*Excerpts from an interface dataset*

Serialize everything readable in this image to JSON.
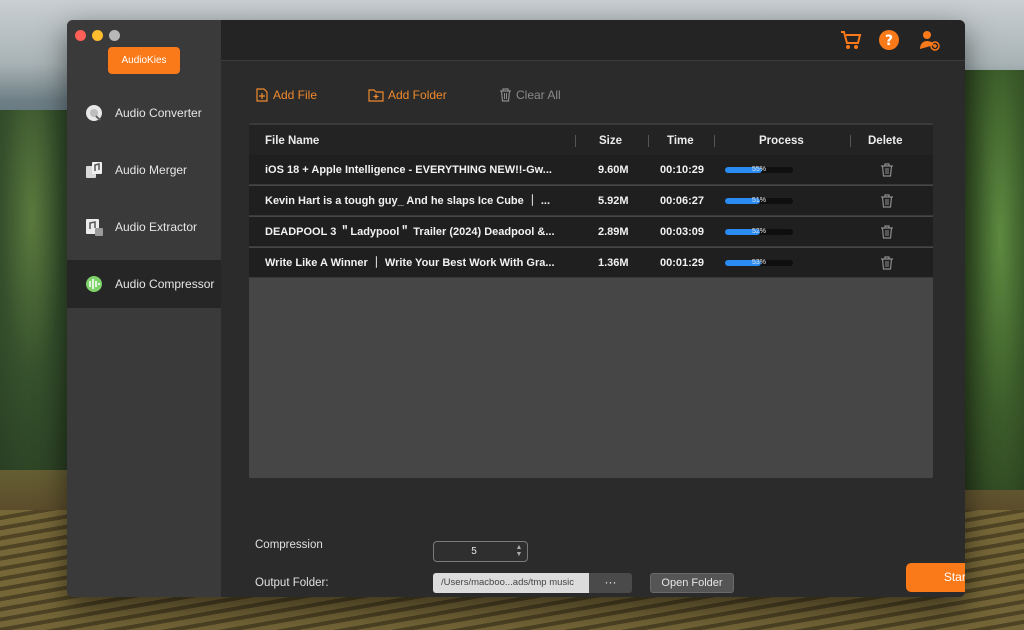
{
  "app": {
    "brand": "AudioKies"
  },
  "sidebar": {
    "items": [
      {
        "label": "Audio Converter",
        "icon": "audio-converter-icon",
        "active": false
      },
      {
        "label": "Audio Merger",
        "icon": "audio-merger-icon",
        "active": false
      },
      {
        "label": "Audio Extractor",
        "icon": "audio-extractor-icon",
        "active": false
      },
      {
        "label": "Audio Compressor",
        "icon": "audio-compressor-icon",
        "active": true
      }
    ]
  },
  "header": {
    "icons": [
      "cart-icon",
      "help-icon",
      "account-icon"
    ],
    "accent": "#fa7a1a"
  },
  "toolbar": {
    "add_file": "Add File",
    "add_folder": "Add Folder",
    "clear_all": "Clear All"
  },
  "table": {
    "columns": [
      "File Name",
      "Size",
      "Time",
      "Process",
      "Delete"
    ],
    "rows": [
      {
        "name": "iOS 18 + Apple Intelligence - EVERYTHING NEW!!-Gw...",
        "size": "9.60M",
        "time": "00:10:29",
        "progress": 55,
        "progress_label": "55%"
      },
      {
        "name": "Kevin Hart is a tough guy_ And he slaps Ice Cube ｜ ...",
        "size": "5.92M",
        "time": "00:06:27",
        "progress": 51,
        "progress_label": "51%"
      },
      {
        "name": "DEADPOOL 3 ＂Ladypool＂ Trailer (2024) Deadpool &...",
        "size": "2.89M",
        "time": "00:03:09",
        "progress": 52,
        "progress_label": "52%"
      },
      {
        "name": "Write Like A Winner ｜ Write Your Best Work With Gra...",
        "size": "1.36M",
        "time": "00:01:29",
        "progress": 53,
        "progress_label": "53%"
      }
    ]
  },
  "settings": {
    "compression_label": "Compression",
    "compression_value": "5",
    "output_label": "Output Folder:",
    "output_path": "/Users/macboo...ads/tmp music",
    "browse_label": "···",
    "open_folder": "Open Folder",
    "start": "Start"
  }
}
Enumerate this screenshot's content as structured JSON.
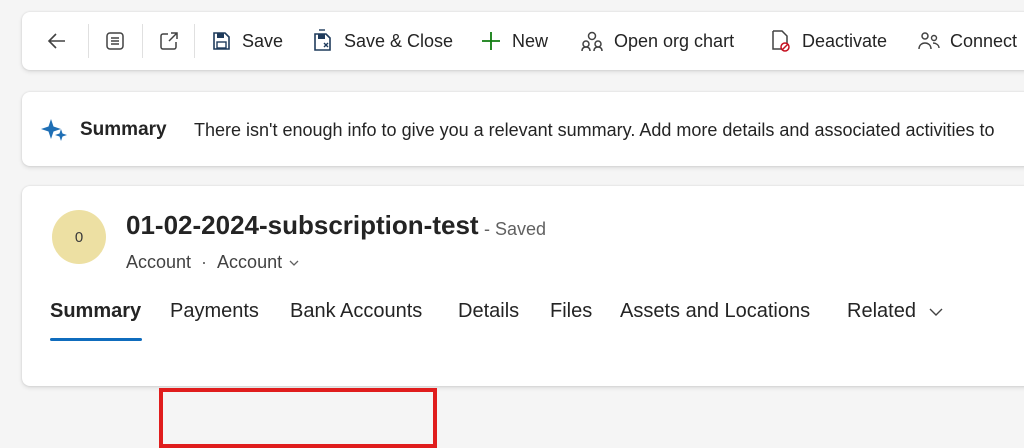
{
  "toolbar": {
    "back": "back-arrow",
    "save_label": "Save",
    "save_close_label": "Save & Close",
    "new_label": "New",
    "org_chart_label": "Open org chart",
    "deactivate_label": "Deactivate",
    "connect_label": "Connect"
  },
  "summary": {
    "title": "Summary",
    "text": "There isn't enough info to give you a relevant summary. Add more details and associated activities to"
  },
  "record": {
    "avatar_initial": "0",
    "title": "01-02-2024-subscription-test",
    "status": "- Saved",
    "entity": "Account",
    "separator": "·",
    "form": "Account"
  },
  "tabs": [
    {
      "label": "Summary"
    },
    {
      "label": "Payments"
    },
    {
      "label": "Bank Accounts"
    },
    {
      "label": "Details"
    },
    {
      "label": "Files"
    },
    {
      "label": "Assets and Locations"
    },
    {
      "label": "Related"
    }
  ],
  "colors": {
    "accent": "#0f6cbd",
    "highlight": "#e01d1d",
    "avatar_bg": "#ede0a3",
    "plus": "#107c10"
  }
}
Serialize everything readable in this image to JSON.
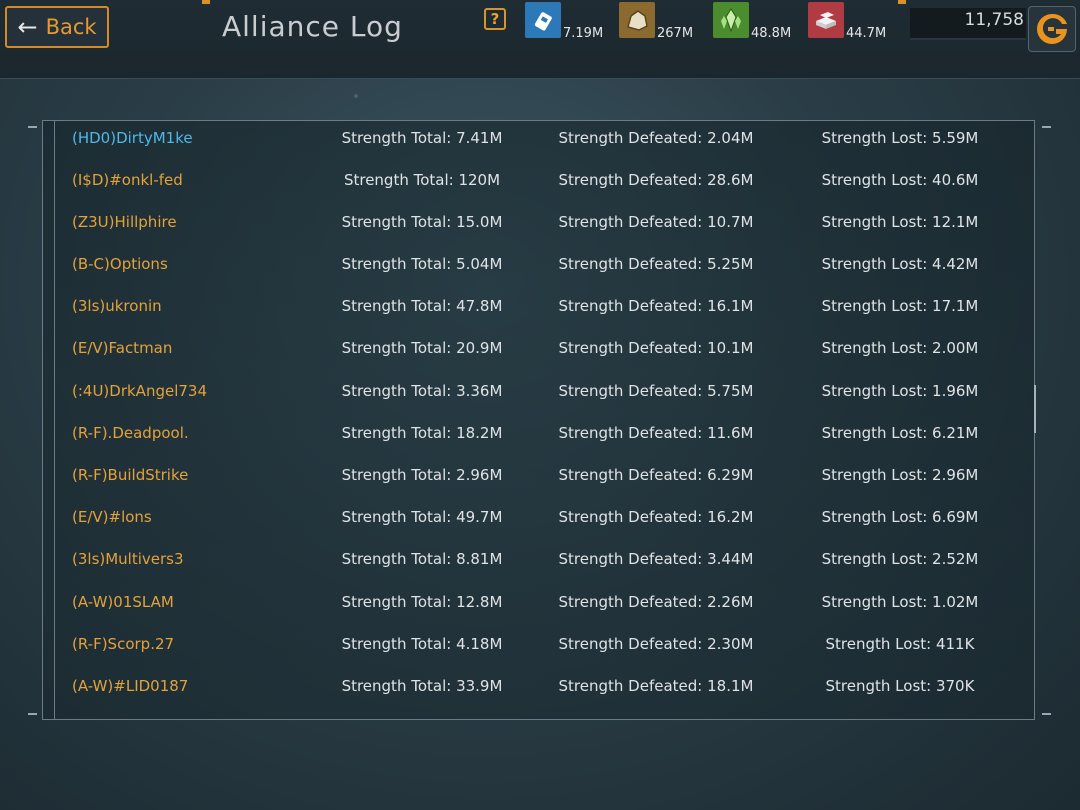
{
  "header": {
    "back_label": "Back",
    "title": "Alliance Log",
    "help_label": "?",
    "resources": [
      {
        "name": "fuel",
        "icon": "fuel-canister-icon",
        "color": "#2d79b7",
        "value": "7.19M"
      },
      {
        "name": "ore",
        "icon": "ore-rock-icon",
        "color": "#8a6a2e",
        "value": "267M"
      },
      {
        "name": "crystal",
        "icon": "crystal-icon",
        "color": "#4b8c2e",
        "value": "48.8M"
      },
      {
        "name": "metal",
        "icon": "metal-bars-icon",
        "color": "#b03b42",
        "value": "44.7M"
      }
    ],
    "gold": {
      "value": "11,758",
      "icon": "gold-coin-icon"
    }
  },
  "log": {
    "rows": [
      {
        "name": "(HD0)DirtyM1ke",
        "total": "Strength Total: 7.41M",
        "defeated": "Strength Defeated: 2.04M",
        "lost": "Strength Lost: 5.59M",
        "highlight": true
      },
      {
        "name": "(I$D)#onkl-fed",
        "total": "Strength Total: 120M",
        "defeated": "Strength Defeated: 28.6M",
        "lost": "Strength Lost: 40.6M"
      },
      {
        "name": "(Z3U)Hillphire",
        "total": "Strength Total: 15.0M",
        "defeated": "Strength Defeated: 10.7M",
        "lost": "Strength Lost: 12.1M"
      },
      {
        "name": "(B-C)Options",
        "total": "Strength Total: 5.04M",
        "defeated": "Strength Defeated: 5.25M",
        "lost": "Strength Lost: 4.42M"
      },
      {
        "name": "(3ls)ukronin",
        "total": "Strength Total: 47.8M",
        "defeated": "Strength Defeated: 16.1M",
        "lost": "Strength Lost: 17.1M"
      },
      {
        "name": "(E/V)Factman",
        "total": "Strength Total: 20.9M",
        "defeated": "Strength Defeated: 10.1M",
        "lost": "Strength Lost: 2.00M"
      },
      {
        "name": "(:4U)DrkAngel734",
        "total": "Strength Total: 3.36M",
        "defeated": "Strength Defeated: 5.75M",
        "lost": "Strength Lost: 1.96M"
      },
      {
        "name": "(R-F).Deadpool.",
        "total": "Strength Total: 18.2M",
        "defeated": "Strength Defeated: 11.6M",
        "lost": "Strength Lost: 6.21M"
      },
      {
        "name": "(R-F)BuildStrike",
        "total": "Strength Total: 2.96M",
        "defeated": "Strength Defeated: 6.29M",
        "lost": "Strength Lost: 2.96M"
      },
      {
        "name": "(E/V)#lons",
        "total": "Strength Total: 49.7M",
        "defeated": "Strength Defeated: 16.2M",
        "lost": "Strength Lost: 6.69M"
      },
      {
        "name": "(3ls)Multivers3",
        "total": "Strength Total: 8.81M",
        "defeated": "Strength Defeated: 3.44M",
        "lost": "Strength Lost: 2.52M"
      },
      {
        "name": "(A-W)01SLAM",
        "total": "Strength Total: 12.8M",
        "defeated": "Strength Defeated: 2.26M",
        "lost": "Strength Lost: 1.02M"
      },
      {
        "name": "(R-F)Scorp.27",
        "total": "Strength Total: 4.18M",
        "defeated": "Strength Defeated: 2.30M",
        "lost": "Strength Lost: 411K"
      },
      {
        "name": "(A-W)#LID0187",
        "total": "Strength Total: 33.9M",
        "defeated": "Strength Defeated: 18.1M",
        "lost": "Strength Lost: 370K"
      }
    ]
  },
  "colors": {
    "accent": "#d8942a",
    "name": "#e3a23a",
    "self_name": "#4fb8e8"
  }
}
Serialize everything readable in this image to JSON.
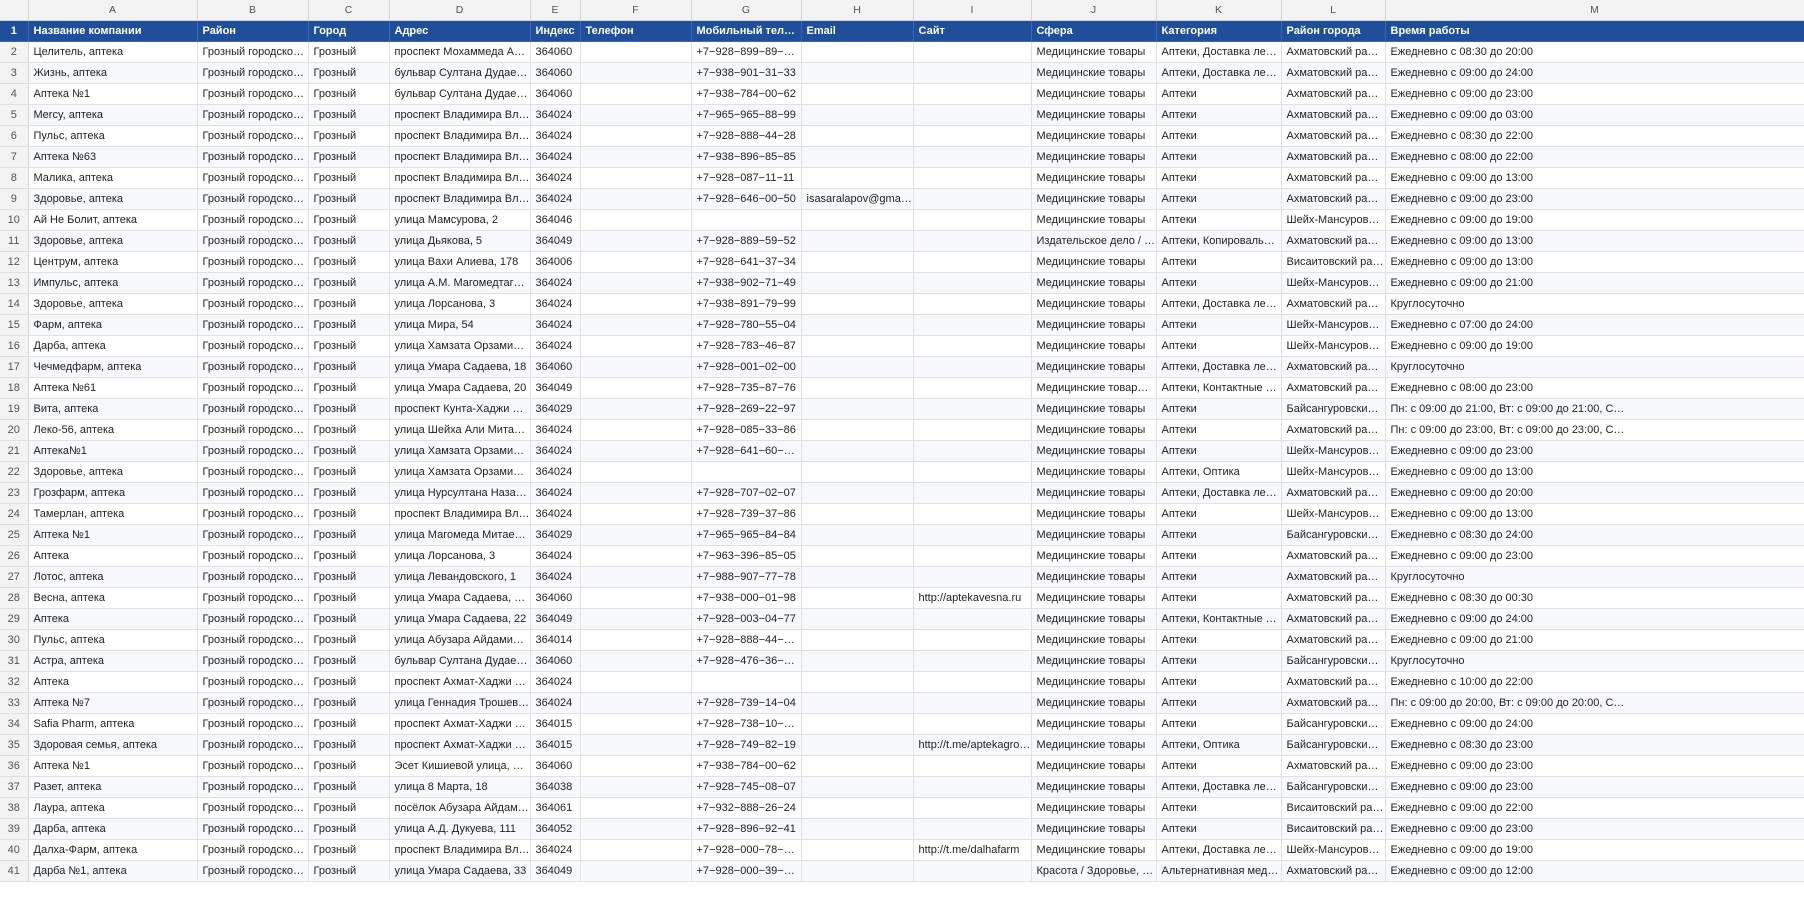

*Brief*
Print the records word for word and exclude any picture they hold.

*Response for this exercise*
Serialize everything readable in this image to JSON.
{
  "app": {
    "brand": "AudioKies"
  },
  "sidebar": {
    "items": [
      {
        "label": "Audio Converter",
        "icon": "audio-converter-icon",
        "active": false
      },
      {
        "label": "Audio Merger",
        "icon": "audio-merger-icon",
        "active": false
      },
      {
        "label": "Audio Extractor",
        "icon": "audio-extractor-icon",
        "active": false
      },
      {
        "label": "Audio Compressor",
        "icon": "audio-compressor-icon",
        "active": true
      }
    ]
  },
  "header": {
    "icons": [
      "cart-icon",
      "help-icon",
      "account-icon"
    ],
    "accent": "#fa7a1a"
  },
  "toolbar": {
    "add_file": "Add File",
    "add_folder": "Add Folder",
    "clear_all": "Clear All"
  },
  "table": {
    "columns": [
      "File Name",
      "Size",
      "Time",
      "Process",
      "Delete"
    ],
    "rows": [
      {
        "name": "iOS 18 + Apple Intelligence - EVERYTHING NEW!!-Gw...",
        "size": "9.60M",
        "time": "00:10:29",
        "progress": 55,
        "progress_label": "55%"
      },
      {
        "name": "Kevin Hart is a tough guy_ And he slaps Ice Cube ｜ ...",
        "size": "5.92M",
        "time": "00:06:27",
        "progress": 51,
        "progress_label": "51%"
      },
      {
        "name": "DEADPOOL 3 ＂Ladypool＂ Trailer (2024) Deadpool &...",
        "size": "2.89M",
        "time": "00:03:09",
        "progress": 52,
        "progress_label": "52%"
      },
      {
        "name": "Write Like A Winner ｜ Write Your Best Work With Gra...",
        "size": "1.36M",
        "time": "00:01:29",
        "progress": 53,
        "progress_label": "53%"
      }
    ]
  },
  "settings": {
    "compression_label": "Compression",
    "compression_value": "5",
    "output_label": "Output Folder:",
    "output_path": "/Users/macboo...ads/tmp music",
    "browse_label": "···",
    "open_folder": "Open Folder",
    "start": "Start"
  }
}
Enumerate this screenshot's content as structured JSON.
{
  "toolbar": {
    "back": "back-arrow",
    "save_label": "Save",
    "save_close_label": "Save & Close",
    "new_label": "New",
    "org_chart_label": "Open org chart",
    "deactivate_label": "Deactivate",
    "connect_label": "Connect"
  },
  "summary": {
    "title": "Summary",
    "text": "There isn't enough info to give you a relevant summary. Add more details and associated activities to"
  },
  "record": {
    "avatar_initial": "0",
    "title": "01-02-2024-subscription-test",
    "status": "- Saved",
    "entity": "Account",
    "separator": "·",
    "form": "Account"
  },
  "tabs": [
    {
      "label": "Summary"
    },
    {
      "label": "Payments"
    },
    {
      "label": "Bank Accounts"
    },
    {
      "label": "Details"
    },
    {
      "label": "Files"
    },
    {
      "label": "Assets and Locations"
    },
    {
      "label": "Related"
    }
  ],
  "colors": {
    "accent": "#0f6cbd",
    "highlight": "#e01d1d",
    "avatar_bg": "#ede0a3",
    "plus": "#107c10"
  }
}
Serialize everything readable in this image to JSON.
{
  "header": {
    "back_label": "Back",
    "title": "Alliance Log",
    "help_label": "?",
    "resources": [
      {
        "name": "fuel",
        "icon": "fuel-canister-icon",
        "color": "#2d79b7",
        "value": "7.19M"
      },
      {
        "name": "ore",
        "icon": "ore-rock-icon",
        "color": "#8a6a2e",
        "value": "267M"
      },
      {
        "name": "crystal",
        "icon": "crystal-icon",
        "color": "#4b8c2e",
        "value": "48.8M"
      },
      {
        "name": "metal",
        "icon": "metal-bars-icon",
        "color": "#b03b42",
        "value": "44.7M"
      }
    ],
    "gold": {
      "value": "11,758",
      "icon": "gold-coin-icon"
    }
  },
  "log": {
    "rows": [
      {
        "name": "(HD0)DirtyM1ke",
        "total": "Strength Total: 7.41M",
        "defeated": "Strength Defeated: 2.04M",
        "lost": "Strength Lost: 5.59M",
        "highlight": true
      },
      {
        "name": "(I$D)#onkl-fed",
        "total": "Strength Total: 120M",
        "defeated": "Strength Defeated: 28.6M",
        "lost": "Strength Lost: 40.6M"
      },
      {
        "name": "(Z3U)Hillphire",
        "total": "Strength Total: 15.0M",
        "defeated": "Strength Defeated: 10.7M",
        "lost": "Strength Lost: 12.1M"
      },
      {
        "name": "(B-C)Options",
        "total": "Strength Total: 5.04M",
        "defeated": "Strength Defeated: 5.25M",
        "lost": "Strength Lost: 4.42M"
      },
      {
        "name": "(3ls)ukronin",
        "total": "Strength Total: 47.8M",
        "defeated": "Strength Defeated: 16.1M",
        "lost": "Strength Lost: 17.1M"
      },
      {
        "name": "(E/V)Factman",
        "total": "Strength Total: 20.9M",
        "defeated": "Strength Defeated: 10.1M",
        "lost": "Strength Lost: 2.00M"
      },
      {
        "name": "(:4U)DrkAngel734",
        "total": "Strength Total: 3.36M",
        "defeated": "Strength Defeated: 5.75M",
        "lost": "Strength Lost: 1.96M"
      },
      {
        "name": "(R-F).Deadpool.",
        "total": "Strength Total: 18.2M",
        "defeated": "Strength Defeated: 11.6M",
        "lost": "Strength Lost: 6.21M"
      },
      {
        "name": "(R-F)BuildStrike",
        "total": "Strength Total: 2.96M",
        "defeated": "Strength Defeated: 6.29M",
        "lost": "Strength Lost: 2.96M"
      },
      {
        "name": "(E/V)#lons",
        "total": "Strength Total: 49.7M",
        "defeated": "Strength Defeated: 16.2M",
        "lost": "Strength Lost: 6.69M"
      },
      {
        "name": "(3ls)Multivers3",
        "total": "Strength Total: 8.81M",
        "defeated": "Strength Defeated: 3.44M",
        "lost": "Strength Lost: 2.52M"
      },
      {
        "name": "(A-W)01SLAM",
        "total": "Strength Total: 12.8M",
        "defeated": "Strength Defeated: 2.26M",
        "lost": "Strength Lost: 1.02M"
      },
      {
        "name": "(R-F)Scorp.27",
        "total": "Strength Total: 4.18M",
        "defeated": "Strength Defeated: 2.30M",
        "lost": "Strength Lost: 411K"
      },
      {
        "name": "(A-W)#LID0187",
        "total": "Strength Total: 33.9M",
        "defeated": "Strength Defeated: 18.1M",
        "lost": "Strength Lost: 370K"
      }
    ]
  },
  "colors": {
    "accent": "#d8942a",
    "name": "#e3a23a",
    "self_name": "#4fb8e8"
  }
}
Serialize everything readable in this image to JSON.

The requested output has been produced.